Each line of the listing that contains "java" should be found and copied.

Segment Start: SUPPLIED INFORMATION

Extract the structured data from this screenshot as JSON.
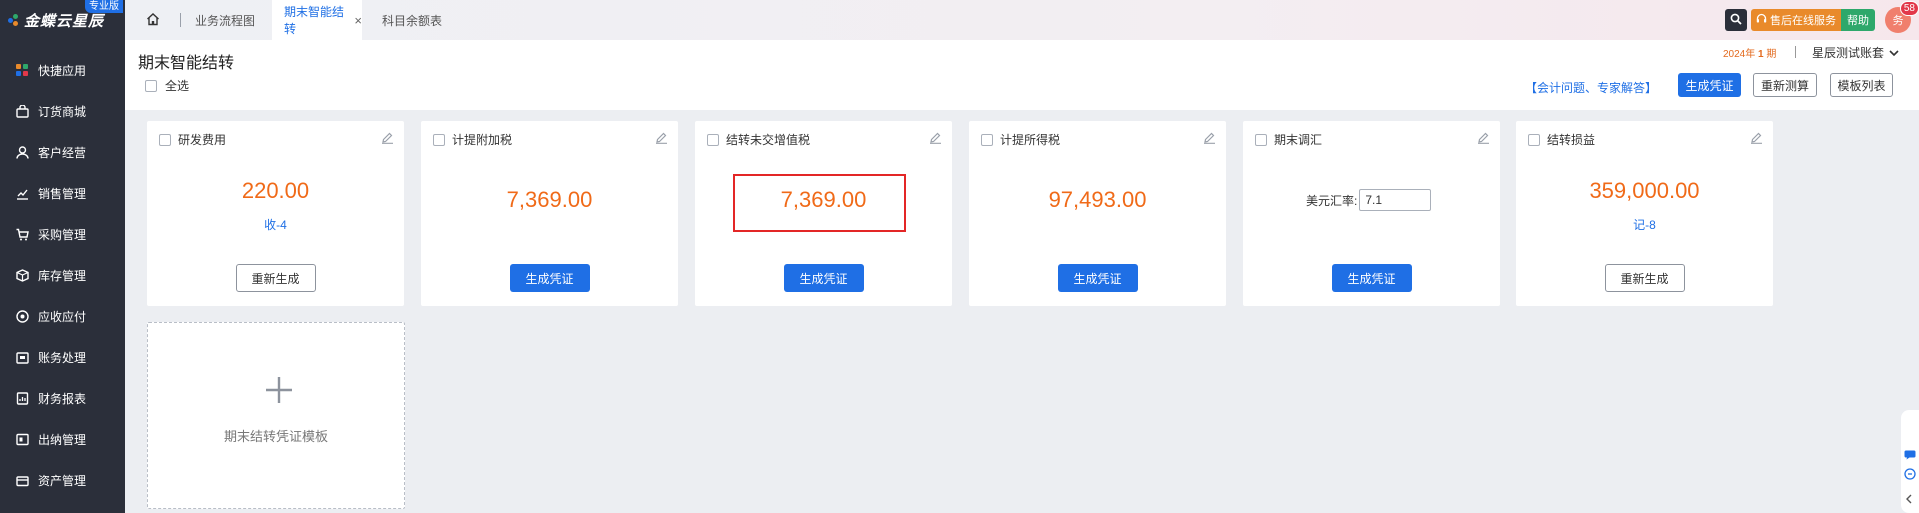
{
  "app": {
    "logo_text": "金蝶云星辰",
    "edition": "专业版"
  },
  "sidebar": {
    "items": [
      {
        "label": "快捷应用",
        "icon": "apps-grid-icon"
      },
      {
        "label": "订货商城",
        "icon": "shopping-bag-icon"
      },
      {
        "label": "客户经营",
        "icon": "customer-icon"
      },
      {
        "label": "销售管理",
        "icon": "sales-chart-icon"
      },
      {
        "label": "采购管理",
        "icon": "cart-icon"
      },
      {
        "label": "库存管理",
        "icon": "box-icon"
      },
      {
        "label": "应收应付",
        "icon": "receivable-icon"
      },
      {
        "label": "账务处理",
        "icon": "ledger-icon"
      },
      {
        "label": "财务报表",
        "icon": "report-icon"
      },
      {
        "label": "出纳管理",
        "icon": "cashier-icon"
      },
      {
        "label": "资产管理",
        "icon": "asset-icon"
      }
    ]
  },
  "tabs": [
    {
      "label": "业务流程图"
    },
    {
      "label": "期末智能结转",
      "active": true
    },
    {
      "label": "科目余额表"
    }
  ],
  "topbar": {
    "service_label": "售后在线服务",
    "help_label": "帮助",
    "avatar_text": "务",
    "badge_count": "58"
  },
  "header": {
    "page_title": "期末智能结转",
    "select_all": "全选",
    "period_year": "2024年",
    "period_num": "1",
    "period_unit": "期",
    "account_set": "星辰测试账套",
    "expert_link": "【会计问题、专家解答】",
    "buttons": {
      "generate": "生成凭证",
      "recalc": "重新测算",
      "template_list": "模板列表"
    }
  },
  "cards": [
    {
      "title": "研发费用",
      "amount": "220.00",
      "sub": "收-4",
      "button": "重新生成"
    },
    {
      "title": "计提附加税",
      "amount": "7,369.00",
      "button": "生成凭证"
    },
    {
      "title": "结转未交增值税",
      "amount": "7,369.00",
      "button": "生成凭证"
    },
    {
      "title": "计提所得税",
      "amount": "97,493.00",
      "button": "生成凭证"
    },
    {
      "title": "期末调汇",
      "rate_label": "美元汇率:",
      "rate_value": "7.1",
      "button": "生成凭证"
    },
    {
      "title": "结转损益",
      "amount": "359,000.00",
      "sub": "记-8",
      "button": "重新生成"
    }
  ],
  "add_card": {
    "label": "期末结转凭证模板"
  },
  "colors": {
    "accent": "#1f6fe5",
    "amount": "#f06a18",
    "sidebar_bg": "#2b2f3a",
    "highlight_border": "#e32626"
  }
}
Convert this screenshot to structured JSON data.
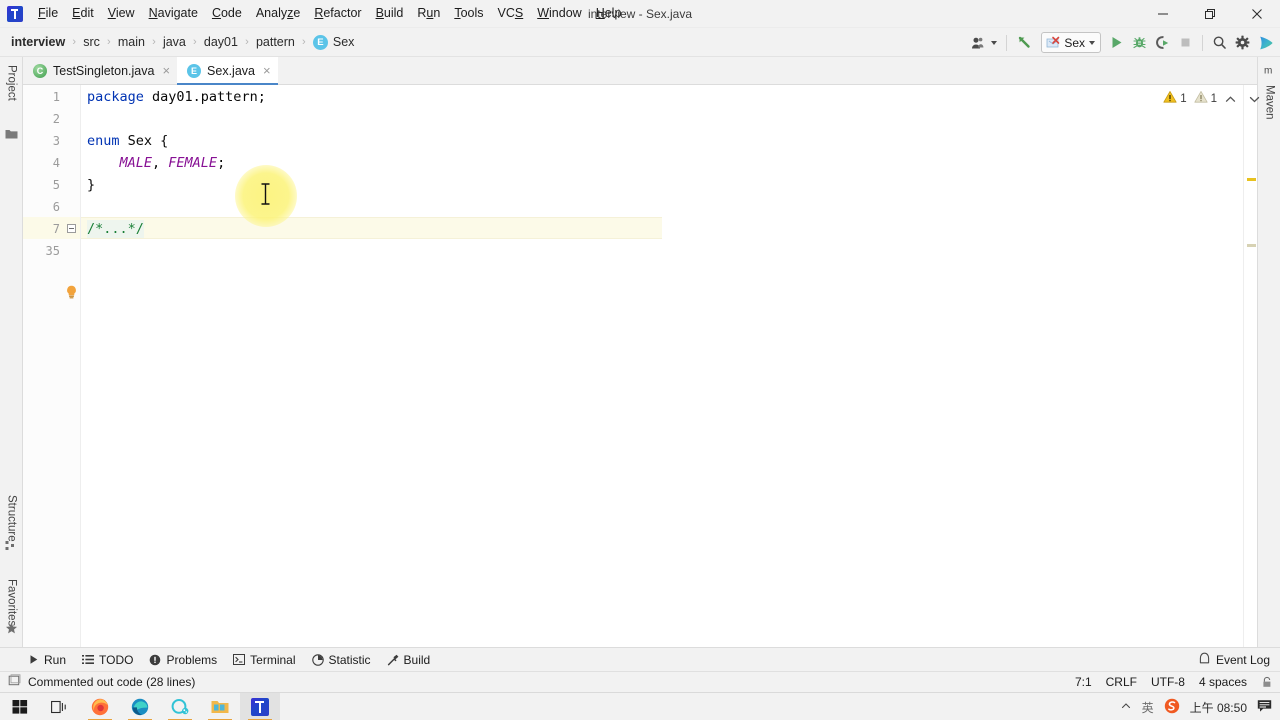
{
  "window": {
    "title": "interview - Sex.java",
    "logo_icon": "intellij-idea-logo",
    "minimize_icon": "minimize-icon",
    "maximize_icon": "maximize-icon",
    "close_icon": "close-icon"
  },
  "menubar": {
    "items": [
      {
        "label": "File",
        "mnemonic": "F"
      },
      {
        "label": "Edit",
        "mnemonic": "E"
      },
      {
        "label": "View",
        "mnemonic": "V"
      },
      {
        "label": "Navigate",
        "mnemonic": "N"
      },
      {
        "label": "Code",
        "mnemonic": "C"
      },
      {
        "label": "Analyze",
        "mnemonic": "z"
      },
      {
        "label": "Refactor",
        "mnemonic": "R"
      },
      {
        "label": "Build",
        "mnemonic": "B"
      },
      {
        "label": "Run",
        "mnemonic": "u"
      },
      {
        "label": "Tools",
        "mnemonic": "T"
      },
      {
        "label": "VCS",
        "mnemonic": "S"
      },
      {
        "label": "Window",
        "mnemonic": "W"
      },
      {
        "label": "Help",
        "mnemonic": "H"
      }
    ]
  },
  "breadcrumb": {
    "separator": "›",
    "items": [
      {
        "label": "interview",
        "icon": ""
      },
      {
        "label": "src",
        "icon": ""
      },
      {
        "label": "main",
        "icon": ""
      },
      {
        "label": "java",
        "icon": ""
      },
      {
        "label": "day01",
        "icon": ""
      },
      {
        "label": "pattern",
        "icon": ""
      },
      {
        "label": "Sex",
        "icon": "E"
      }
    ]
  },
  "toolbar": {
    "user_icon": "user-account-icon",
    "back_icon": "back-arrow-icon",
    "run_config": {
      "label": "Sex",
      "icon": "run-config-error-icon"
    },
    "run_icon": "run-icon",
    "debug_icon": "debug-icon",
    "coverage_icon": "run-with-coverage-icon",
    "stop_icon": "stop-icon",
    "search_icon": "search-everywhere-icon",
    "settings_icon": "settings-gear-icon",
    "assistant_icon": "ide-assistant-icon"
  },
  "left_stripe": {
    "tabs": [
      {
        "label": "Project",
        "icon": "project-folder-icon"
      },
      {
        "label": "Structure",
        "icon": "structure-icon"
      },
      {
        "label": "Favorites",
        "icon": "favorites-star-icon"
      }
    ]
  },
  "right_stripe": {
    "tabs": [
      {
        "label": "Maven",
        "icon": "maven-icon"
      }
    ]
  },
  "editor_tabs": [
    {
      "label": "TestSingleton.java",
      "icon": "class-file-icon",
      "kind": "cls",
      "active": false,
      "close": "×"
    },
    {
      "label": "Sex.java",
      "icon": "enum-file-icon",
      "kind": "enm",
      "active": true,
      "close": "×"
    }
  ],
  "editor": {
    "line_numbers": [
      "1",
      "2",
      "3",
      "4",
      "5",
      "6",
      "7",
      "35"
    ],
    "lines": [
      {
        "n": "1",
        "tokens": [
          {
            "t": "package",
            "c": "kw"
          },
          {
            "t": " day01.pattern;",
            "c": "punc"
          }
        ]
      },
      {
        "n": "2",
        "tokens": []
      },
      {
        "n": "3",
        "tokens": [
          {
            "t": "enum",
            "c": "kw"
          },
          {
            "t": " Sex {",
            "c": "punc"
          }
        ]
      },
      {
        "n": "4",
        "tokens": [
          {
            "t": "    ",
            "c": "punc"
          },
          {
            "t": "MALE",
            "c": "const"
          },
          {
            "t": ", ",
            "c": "punc"
          },
          {
            "t": "FEMALE",
            "c": "const"
          },
          {
            "t": ";",
            "c": "punc"
          }
        ]
      },
      {
        "n": "5",
        "tokens": [
          {
            "t": "}",
            "c": "punc"
          }
        ]
      },
      {
        "n": "6",
        "tokens": []
      },
      {
        "n": "7",
        "tokens": [
          {
            "t": "/*...*/",
            "c": "fold-hl"
          }
        ]
      }
    ],
    "folded_placeholder": "/*...*/",
    "bulb_icon": "intention-bulb-icon",
    "fold_icon": "fold-expand-icon",
    "caret_icon": "text-ibeam-cursor",
    "click_indicator": "click-highlight"
  },
  "inspections": {
    "warning_icon": "warning-triangle-icon",
    "warning_count": "1",
    "weak_warning_icon": "weak-warning-triangle-icon",
    "weak_warning_count": "1",
    "prev_icon": "chevron-up-icon",
    "next_icon": "chevron-down-icon"
  },
  "tool_windows": [
    {
      "label": "Run",
      "icon": "run-icon"
    },
    {
      "label": "TODO",
      "icon": "todo-list-icon"
    },
    {
      "label": "Problems",
      "icon": "problems-icon"
    },
    {
      "label": "Terminal",
      "icon": "terminal-icon"
    },
    {
      "label": "Statistic",
      "icon": "statistic-icon"
    },
    {
      "label": "Build",
      "icon": "build-hammer-icon"
    }
  ],
  "event_log": {
    "label": "Event Log",
    "icon": "event-log-bell-icon"
  },
  "statusbar": {
    "message": "Commented out code (28 lines)",
    "message_icon": "inspection-widget-icon",
    "caret_position": "7:1",
    "line_separator": "CRLF",
    "encoding": "UTF-8",
    "indent": "4 spaces",
    "lock_icon": "read-write-lock-icon"
  },
  "taskbar": {
    "items": [
      {
        "name": "start-button",
        "icon": "windows-start-icon",
        "active": false,
        "running": false
      },
      {
        "name": "task-view",
        "icon": "task-view-icon",
        "active": false,
        "running": false
      },
      {
        "name": "firefox",
        "icon": "firefox-icon",
        "active": false,
        "running": true
      },
      {
        "name": "edge",
        "icon": "edge-icon",
        "active": false,
        "running": true
      },
      {
        "name": "qq",
        "icon": "qq-icon",
        "active": false,
        "running": true
      },
      {
        "name": "file-explorer",
        "icon": "file-explorer-icon",
        "active": false,
        "running": true
      },
      {
        "name": "intellij-idea",
        "icon": "intellij-idea-icon",
        "active": true,
        "running": true
      }
    ],
    "tray": {
      "expand_icon": "chevron-up-icon",
      "ime_label": "英",
      "ime_logo": "sogou-ime-icon",
      "clock": "上午 08:50",
      "notification_icon": "notification-icon"
    }
  },
  "colors": {
    "accent": "#4a86c8",
    "keyword": "#0033b3",
    "constant": "#871094",
    "chrome": "#f2f2f2",
    "current_line": "#fcfae8",
    "warning": "#e8b230"
  }
}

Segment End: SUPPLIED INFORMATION

EXPECTED ANSWER ▸
    "title": "interview - Sex.java",
        "label": "java",
      "label": "TestSingleton.java",
      "label": "Sex.java",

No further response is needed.